*Brief*
The reply must consist of the complete listing, reproduced exactly, with no images included.
= = = =
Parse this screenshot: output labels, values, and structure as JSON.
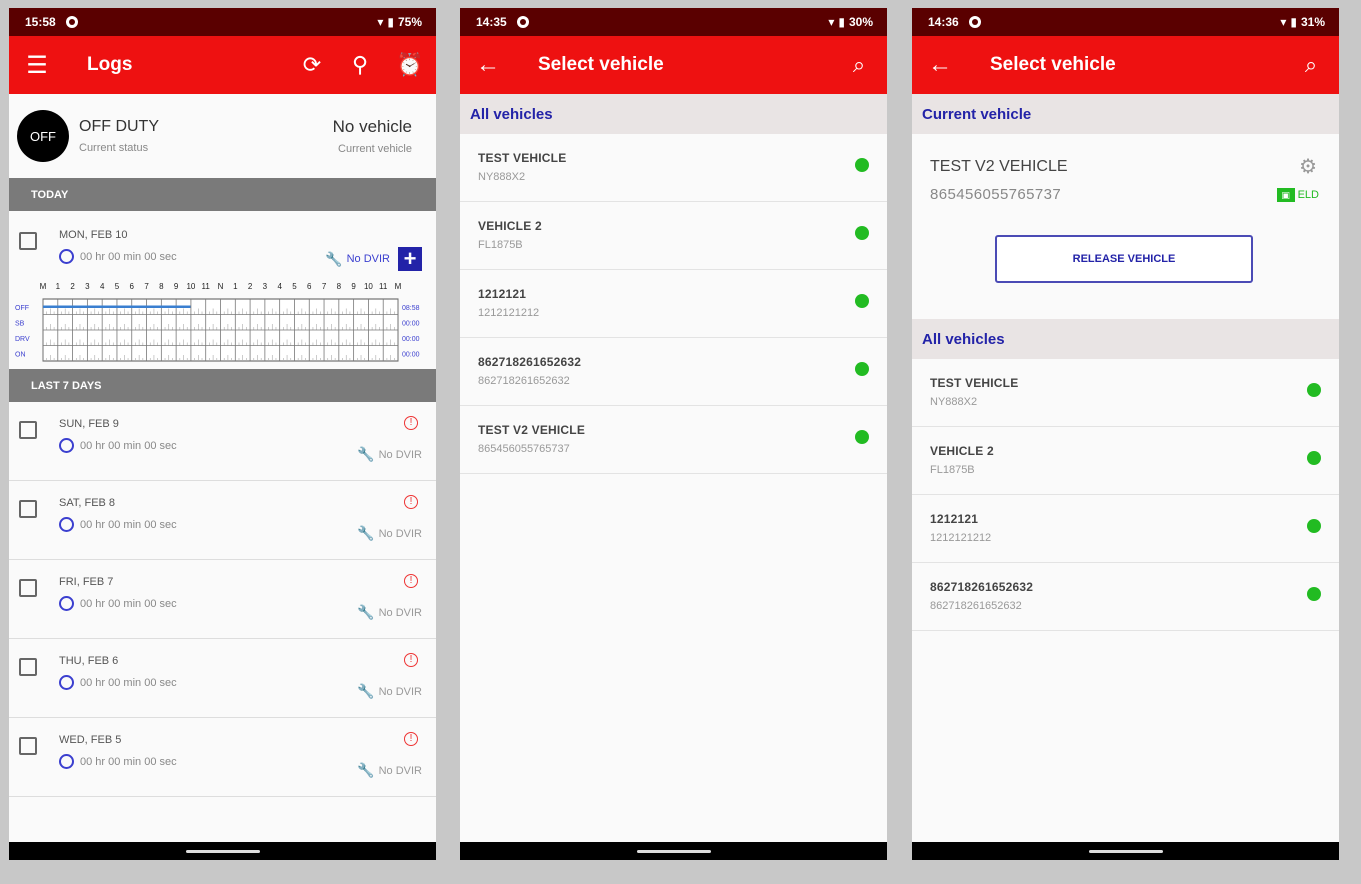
{
  "phones": {
    "logs": {
      "status_time": "15:58",
      "battery": "75%",
      "title": "Logs",
      "duty_badge": "OFF",
      "duty_status": "OFF DUTY",
      "duty_status_sub": "Current status",
      "vehicle": "No vehicle",
      "vehicle_sub": "Current vehicle",
      "today_header": "TODAY",
      "today": {
        "date": "MON, FEB 10",
        "time": "00 hr  00 min  00 sec",
        "dvir": "No DVIR"
      },
      "graph": {
        "hours": [
          "M",
          "1",
          "2",
          "3",
          "4",
          "5",
          "6",
          "7",
          "8",
          "9",
          "10",
          "11",
          "N",
          "1",
          "2",
          "3",
          "4",
          "5",
          "6",
          "7",
          "8",
          "9",
          "10",
          "11",
          "M"
        ],
        "rows": [
          "OFF",
          "SB",
          "DRV",
          "ON"
        ],
        "totals": [
          "08:58",
          "00:00",
          "00:00",
          "00:00"
        ],
        "off_duty_hours": 9.97
      },
      "last7_header": "LAST 7 DAYS",
      "days": [
        {
          "date": "SUN, FEB 9",
          "time": "00 hr  00 min  00 sec",
          "dvir": "No DVIR"
        },
        {
          "date": "SAT, FEB 8",
          "time": "00 hr  00 min  00 sec",
          "dvir": "No DVIR"
        },
        {
          "date": "FRI, FEB 7",
          "time": "00 hr  00 min  00 sec",
          "dvir": "No DVIR"
        },
        {
          "date": "THU, FEB 6",
          "time": "00 hr  00 min  00 sec",
          "dvir": "No DVIR"
        },
        {
          "date": "WED, FEB 5",
          "time": "00 hr  00 min  00 sec",
          "dvir": "No DVIR"
        }
      ]
    },
    "select1": {
      "status_time": "14:35",
      "battery": "30%",
      "title": "Select vehicle",
      "all_header": "All vehicles",
      "vehicles": [
        {
          "name": "TEST VEHICLE",
          "plate": "NY888X2"
        },
        {
          "name": "VEHICLE 2",
          "plate": "FL1875B"
        },
        {
          "name": "1212121",
          "plate": "1212121212"
        },
        {
          "name": "862718261652632",
          "plate": "862718261652632"
        },
        {
          "name": "TEST V2 VEHICLE",
          "plate": "865456055765737"
        }
      ]
    },
    "select2": {
      "status_time": "14:36",
      "battery": "31%",
      "title": "Select vehicle",
      "current_header": "Current vehicle",
      "current": {
        "name": "TEST V2 VEHICLE",
        "plate": "865456055765737",
        "eld": "ELD"
      },
      "release_label": "RELEASE VEHICLE",
      "all_header": "All vehicles",
      "vehicles": [
        {
          "name": "TEST VEHICLE",
          "plate": "NY888X2"
        },
        {
          "name": "VEHICLE 2",
          "plate": "FL1875B"
        },
        {
          "name": "1212121",
          "plate": "1212121212"
        },
        {
          "name": "862718261652632",
          "plate": "862718261652632"
        }
      ]
    }
  },
  "colors": {
    "toolbar": "#ee1111",
    "statusbar": "#5a0000",
    "accent": "#2323a8",
    "online": "#22bb22"
  },
  "icons": {
    "menu": "menu-icon",
    "sync": "sync-icon",
    "location": "location-pin-icon",
    "alarm": "alarm-clock-icon",
    "back": "arrow-back-icon",
    "search": "search-icon"
  }
}
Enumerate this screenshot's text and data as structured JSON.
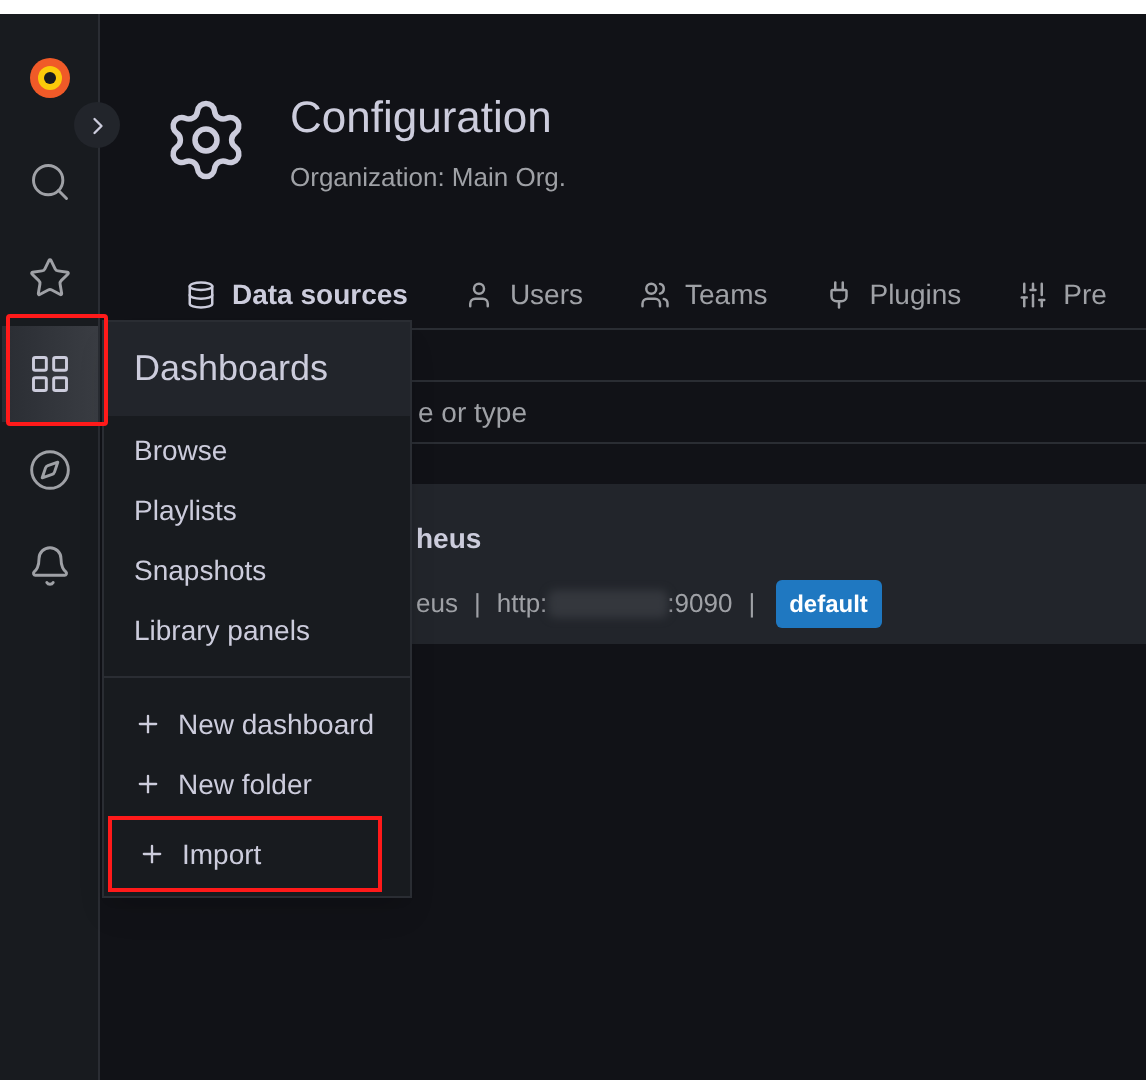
{
  "sidebar": {
    "items": [
      {
        "kind": "search",
        "selected": false
      },
      {
        "kind": "star",
        "selected": false
      },
      {
        "kind": "dashboards",
        "selected": true
      },
      {
        "kind": "explore",
        "selected": false
      },
      {
        "kind": "alerting",
        "selected": false
      }
    ]
  },
  "header": {
    "title": "Configuration",
    "subtitle": "Organization: Main Org."
  },
  "tabs": [
    {
      "label": "Data sources",
      "kind": "database",
      "selected": true
    },
    {
      "label": "Users",
      "kind": "user",
      "selected": false
    },
    {
      "label": "Teams",
      "kind": "users",
      "selected": false
    },
    {
      "label": "Plugins",
      "kind": "plug",
      "selected": false
    },
    {
      "label": "Pre",
      "kind": "sliders",
      "selected": false
    }
  ],
  "search": {
    "placeholder": "e or type"
  },
  "datasource": {
    "name": "heus",
    "type": "eus",
    "separator_1": "|",
    "url_start": "http:",
    "url_end": ":9090",
    "separator_2": "|",
    "badge": "default"
  },
  "menu": {
    "title": "Dashboards",
    "items": [
      {
        "label": "Browse",
        "kind": "link"
      },
      {
        "label": "Playlists",
        "kind": "link"
      },
      {
        "label": "Snapshots",
        "kind": "link"
      },
      {
        "label": "Library panels",
        "kind": "link"
      },
      {
        "kind": "divider"
      },
      {
        "label": "New dashboard",
        "kind": "create",
        "highlighted": false
      },
      {
        "label": "New folder",
        "kind": "create",
        "highlighted": false
      },
      {
        "label": "Import",
        "kind": "create",
        "highlighted": true
      }
    ]
  }
}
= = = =
*Written reply*
Parse this screenshot: output labels, values, and structure as JSON.
{
  "phones": {
    "logs": {
      "status_time": "15:58",
      "battery": "75%",
      "title": "Logs",
      "duty_badge": "OFF",
      "duty_status": "OFF DUTY",
      "duty_status_sub": "Current status",
      "vehicle": "No vehicle",
      "vehicle_sub": "Current vehicle",
      "today_header": "TODAY",
      "today": {
        "date": "MON, FEB 10",
        "time": "00 hr  00 min  00 sec",
        "dvir": "No DVIR"
      },
      "graph": {
        "hours": [
          "M",
          "1",
          "2",
          "3",
          "4",
          "5",
          "6",
          "7",
          "8",
          "9",
          "10",
          "11",
          "N",
          "1",
          "2",
          "3",
          "4",
          "5",
          "6",
          "7",
          "8",
          "9",
          "10",
          "11",
          "M"
        ],
        "rows": [
          "OFF",
          "SB",
          "DRV",
          "ON"
        ],
        "totals": [
          "08:58",
          "00:00",
          "00:00",
          "00:00"
        ],
        "off_duty_hours": 9.97
      },
      "last7_header": "LAST 7 DAYS",
      "days": [
        {
          "date": "SUN, FEB 9",
          "time": "00 hr  00 min  00 sec",
          "dvir": "No DVIR"
        },
        {
          "date": "SAT, FEB 8",
          "time": "00 hr  00 min  00 sec",
          "dvir": "No DVIR"
        },
        {
          "date": "FRI, FEB 7",
          "time": "00 hr  00 min  00 sec",
          "dvir": "No DVIR"
        },
        {
          "date": "THU, FEB 6",
          "time": "00 hr  00 min  00 sec",
          "dvir": "No DVIR"
        },
        {
          "date": "WED, FEB 5",
          "time": "00 hr  00 min  00 sec",
          "dvir": "No DVIR"
        }
      ]
    },
    "select1": {
      "status_time": "14:35",
      "battery": "30%",
      "title": "Select vehicle",
      "all_header": "All vehicles",
      "vehicles": [
        {
          "name": "TEST VEHICLE",
          "plate": "NY888X2"
        },
        {
          "name": "VEHICLE 2",
          "plate": "FL1875B"
        },
        {
          "name": "1212121",
          "plate": "1212121212"
        },
        {
          "name": "862718261652632",
          "plate": "862718261652632"
        },
        {
          "name": "TEST V2 VEHICLE",
          "plate": "865456055765737"
        }
      ]
    },
    "select2": {
      "status_time": "14:36",
      "battery": "31%",
      "title": "Select vehicle",
      "current_header": "Current vehicle",
      "current": {
        "name": "TEST V2 VEHICLE",
        "plate": "865456055765737",
        "eld": "ELD"
      },
      "release_label": "RELEASE VEHICLE",
      "all_header": "All vehicles",
      "vehicles": [
        {
          "name": "TEST VEHICLE",
          "plate": "NY888X2"
        },
        {
          "name": "VEHICLE 2",
          "plate": "FL1875B"
        },
        {
          "name": "1212121",
          "plate": "1212121212"
        },
        {
          "name": "862718261652632",
          "plate": "862718261652632"
        }
      ]
    }
  },
  "colors": {
    "toolbar": "#ee1111",
    "statusbar": "#5a0000",
    "accent": "#2323a8",
    "online": "#22bb22"
  },
  "icons": {
    "menu": "menu-icon",
    "sync": "sync-icon",
    "location": "location-pin-icon",
    "alarm": "alarm-clock-icon",
    "back": "arrow-back-icon",
    "search": "search-icon"
  }
}
Enumerate this screenshot's text and data as structured JSON.
{
  "sidebar": {
    "items": [
      {
        "kind": "search",
        "selected": false
      },
      {
        "kind": "star",
        "selected": false
      },
      {
        "kind": "dashboards",
        "selected": true
      },
      {
        "kind": "explore",
        "selected": false
      },
      {
        "kind": "alerting",
        "selected": false
      }
    ]
  },
  "header": {
    "title": "Configuration",
    "subtitle": "Organization: Main Org."
  },
  "tabs": [
    {
      "label": "Data sources",
      "kind": "database",
      "selected": true
    },
    {
      "label": "Users",
      "kind": "user",
      "selected": false
    },
    {
      "label": "Teams",
      "kind": "users",
      "selected": false
    },
    {
      "label": "Plugins",
      "kind": "plug",
      "selected": false
    },
    {
      "label": "Pre",
      "kind": "sliders",
      "selected": false
    }
  ],
  "search": {
    "placeholder": "e or type"
  },
  "datasource": {
    "name": "heus",
    "type": "eus",
    "separator_1": "|",
    "url_start": "http:",
    "url_end": ":9090",
    "separator_2": "|",
    "badge": "default"
  },
  "menu": {
    "title": "Dashboards",
    "items": [
      {
        "label": "Browse",
        "kind": "link"
      },
      {
        "label": "Playlists",
        "kind": "link"
      },
      {
        "label": "Snapshots",
        "kind": "link"
      },
      {
        "label": "Library panels",
        "kind": "link"
      },
      {
        "kind": "divider"
      },
      {
        "label": "New dashboard",
        "kind": "create",
        "highlighted": false
      },
      {
        "label": "New folder",
        "kind": "create",
        "highlighted": false
      },
      {
        "label": "Import",
        "kind": "create",
        "highlighted": true
      }
    ]
  }
}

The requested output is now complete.